Instructions for the task. Every entry below should be reproduced exactly, with all pictures left out.

(Stored data)
************

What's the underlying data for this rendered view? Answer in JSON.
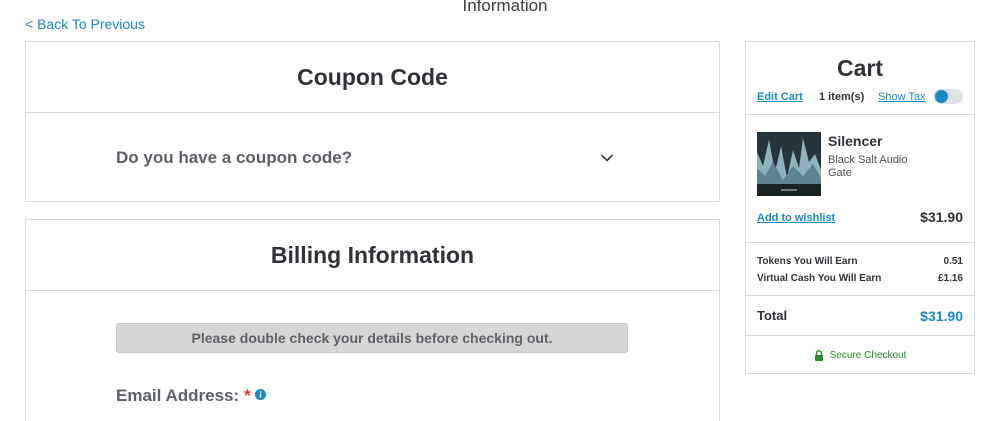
{
  "header": {
    "page_heading": "Information",
    "back_link": "< Back To Previous"
  },
  "coupon": {
    "title": "Coupon Code",
    "question": "Do you have a coupon code?",
    "expand_icon": "chevron-down-icon"
  },
  "billing": {
    "title": "Billing Information",
    "notice": "Please double check your details before checking out.",
    "email_label": "Email Address:",
    "required_mark": "*",
    "info_icon": "info-icon"
  },
  "cart": {
    "title": "Cart",
    "edit_cart": "Edit Cart",
    "item_count": "1 item(s)",
    "show_tax": "Show Tax",
    "show_tax_enabled": false,
    "items": [
      {
        "name": "Silencer",
        "vendor": "Black Salt Audio",
        "type": "Gate",
        "price": "$31.90",
        "wishlist_label": "Add to wishlist"
      }
    ],
    "tokens_label": "Tokens You Will Earn",
    "tokens_value": "0.51",
    "virtual_cash_label": "Virtual Cash You Will Earn",
    "virtual_cash_value": "£1.16",
    "total_label": "Total",
    "total_value": "$31.90",
    "secure_checkout": "Secure Checkout",
    "secure_icon": "lock-icon"
  },
  "colors": {
    "accent": "#1b8ac4",
    "secure": "#2c8c2c",
    "required": "#e03a3a",
    "border": "#d7d9dc",
    "notice_bg": "#d6d6d6"
  }
}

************

Exercise output.
What's the underlying data for this rendered view? Answer in JSON.
{
  "header": {
    "page_heading": "Information",
    "back_link": "< Back To Previous"
  },
  "coupon": {
    "title": "Coupon Code",
    "question": "Do you have a coupon code?",
    "expand_icon": "chevron-down-icon"
  },
  "billing": {
    "title": "Billing Information",
    "notice": "Please double check your details before checking out.",
    "email_label": "Email Address:",
    "required_mark": "*",
    "info_icon": "info-icon"
  },
  "cart": {
    "title": "Cart",
    "edit_cart": "Edit Cart",
    "item_count": "1 item(s)",
    "show_tax": "Show Tax",
    "show_tax_enabled": false,
    "items": [
      {
        "name": "Silencer",
        "vendor": "Black Salt Audio",
        "type": "Gate",
        "price": "$31.90",
        "wishlist_label": "Add to wishlist"
      }
    ],
    "tokens_label": "Tokens You Will Earn",
    "tokens_value": "0.51",
    "virtual_cash_label": "Virtual Cash You Will Earn",
    "virtual_cash_value": "£1.16",
    "total_label": "Total",
    "total_value": "$31.90",
    "secure_checkout": "Secure Checkout",
    "secure_icon": "lock-icon"
  },
  "colors": {
    "accent": "#1b8ac4",
    "secure": "#2c8c2c",
    "required": "#e03a3a",
    "border": "#d7d9dc",
    "notice_bg": "#d6d6d6"
  }
}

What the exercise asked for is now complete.